adaAn interdisciplinary Symposium celebrating the life and legacy of Ada Lovelace, 1815-1852, will take place at Mathematics Institute, University of Oxford on 9th and 10th December 2015. Ada Lovelace is best known for a remarkable article about Charles Babbage’s unbuilt computer, the Analytical Engine, and the symposium will present Lovelace’s life and work, in the context of nineteenth century mathematics, science and culture, and present-day thinking on computing and artificial intelligence.

Speakers include: computer scientists John Barnes, Adrian Johnstone, Ursula Martin, Bernard Sufrin and Moshe Vardi; historians of computing and mathematics, June Barrow Green, Elizabeth Bruton, Judith Grabiner, Christopher Hollings and Doron Swade; Lovelace scholars Imogen Forbes-Macphail, Julia Markus and Betty Toole; historian and biographer Richard Holmes; and graphic artist Sydney Padua.   Participants in a panel on female icons include computer scientists Valerie Barr and Muffy Calder, founder of Ada Lovelace Day Suw Charman-Anderson, mathematician Cheryl Praeger, and cultural historian Murray Pittock.

A reception and dinner in Balliol College on 9th December includes a  pre-dinner address by Lovelace’s descendant  the Earl of Lytton, and an after dinner speech by philanthropist Dame Stephanie Shirley.

Registration for the symposium is £40, or £90 including the symposium dinner. Some sponsored place are available. For further information and registration see

A display at Oxford’s Bodleian Library, 13th October – 18th December, incudes Lovelace’s exercise books, childhood letters, correspondence with Charles Babbage, a newly found daguerreotype, and a new archive discovery showing computational thinking in action –Lovelace, Babbage, magic squares and networks.

Sponsors This event has been made possible thanks to generous sponsorship from ACM, AHRC, British Computer Society, Clay Mathematics Institute, EPSRC, google, IMA, London Mathematical Society, and Queen Mary University of London’s cs4fn project.

Excellent Research in the UK: Do we need the EU? – Discussion Event

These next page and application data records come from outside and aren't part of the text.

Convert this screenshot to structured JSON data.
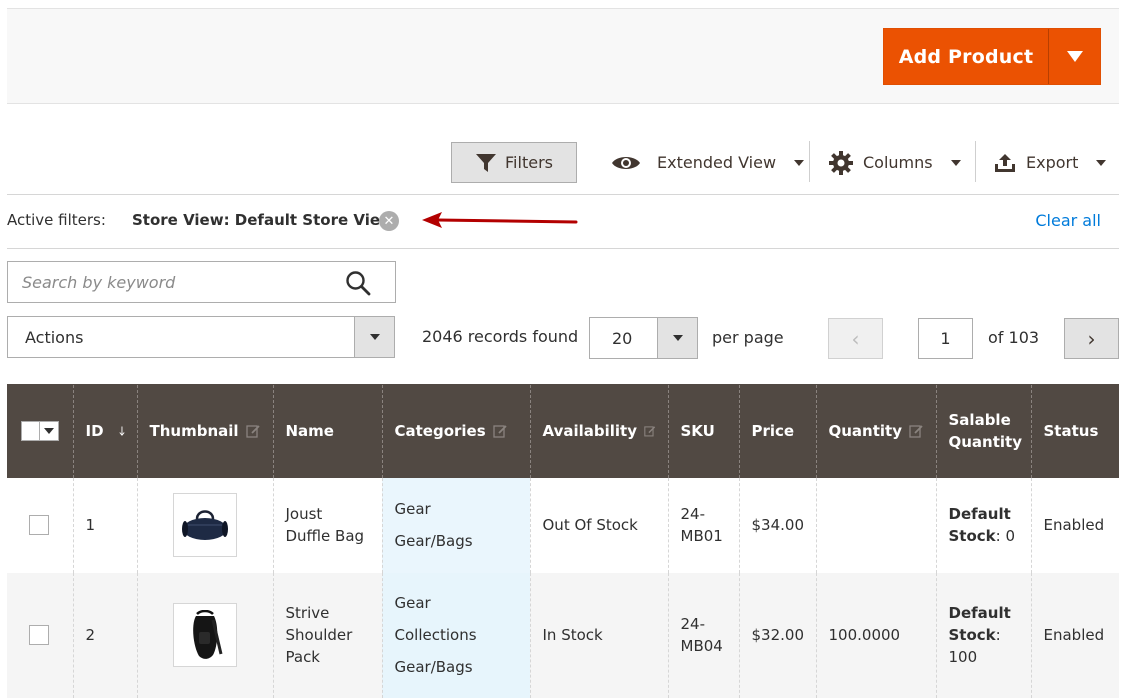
{
  "header": {
    "add_product_label": "Add Product"
  },
  "toolbar": {
    "filters_label": "Filters",
    "view_label": "Extended View",
    "columns_label": "Columns",
    "export_label": "Export"
  },
  "active_filters": {
    "label": "Active filters:",
    "filter_value": "Store View: Default Store View",
    "clear_all_label": "Clear all"
  },
  "search": {
    "placeholder": "Search by keyword"
  },
  "actions": {
    "label": "Actions"
  },
  "paging": {
    "records_found": "2046 records found",
    "per_page_value": "20",
    "per_page_label": "per page",
    "current_page": "1",
    "total_pages_label": "of 103",
    "prev_glyph": "‹",
    "next_glyph": "›"
  },
  "table": {
    "columns": {
      "id": "ID",
      "thumbnail": "Thumbnail",
      "name": "Name",
      "categories": "Categories",
      "availability": "Availability",
      "sku": "SKU",
      "price": "Price",
      "quantity": "Quantity",
      "salable_line1": "Salable",
      "salable_line2": "Quantity",
      "status": "Status"
    },
    "rows": [
      {
        "id": "1",
        "name_line1": "Joust",
        "name_line2": "Duffle Bag",
        "categories": [
          "Gear",
          "Gear/Bags"
        ],
        "availability": "Out Of Stock",
        "sku_line1": "24-",
        "sku_line2": "MB01",
        "price": "$34.00",
        "quantity": "",
        "salable_bold": "Default Stock",
        "salable_value": ": 0",
        "status": "Enabled"
      },
      {
        "id": "2",
        "name_line1": "Strive",
        "name_line2": "Shoulder",
        "name_line3": "Pack",
        "categories": [
          "Gear",
          "Collections",
          "Gear/Bags"
        ],
        "availability": "In Stock",
        "sku_line1": "24-",
        "sku_line2": "MB04",
        "price": "$32.00",
        "quantity": "100.0000",
        "salable_bold_l1": "Default",
        "salable_bold_l2": "Stock",
        "salable_value_l2": ":",
        "salable_value_l3": "100",
        "status": "Enabled"
      }
    ]
  },
  "icons": {
    "filter": "funnel-icon",
    "view": "eye-icon",
    "columns": "gear-icon",
    "export": "upload-icon",
    "search": "magnifier-icon",
    "remove": "close-circle-icon",
    "sort": "arrow-down-icon",
    "edit": "pencil-icon"
  },
  "colors": {
    "accent": "#eb5202",
    "header_bg": "#514943",
    "link": "#007bdb",
    "annotation_arrow": "#b30000"
  }
}
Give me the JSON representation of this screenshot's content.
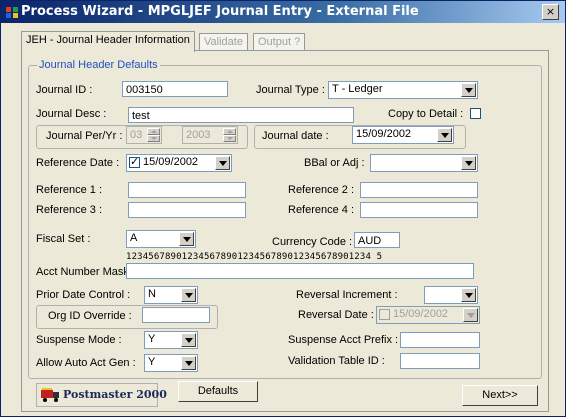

UUK_logoUK universities are world-renowned for their research excellence, attracting talent from across Europe and beyond. However what role does the EU play in supporting groundbreaking research, discoveries and inventions, and how much do our universities need EU funding and support to remain at the cutting edge?

The University of Cambridge is hosting a discussion event about this topic. The debate will focus on the EU role in supporting research, discoveries and inventions and the role of EU funding in supporting excellent research. Panellists include the Vice-Chancellor of the University of Cambridge, Professor Sir Leszek Borysiewicz, as well as local MEPs, academics and industry representatives.

Date: 24th September 2015
Location: University of Cambridge
Time: 10:00-12:15

For more information – Click Here
To Register – Click Here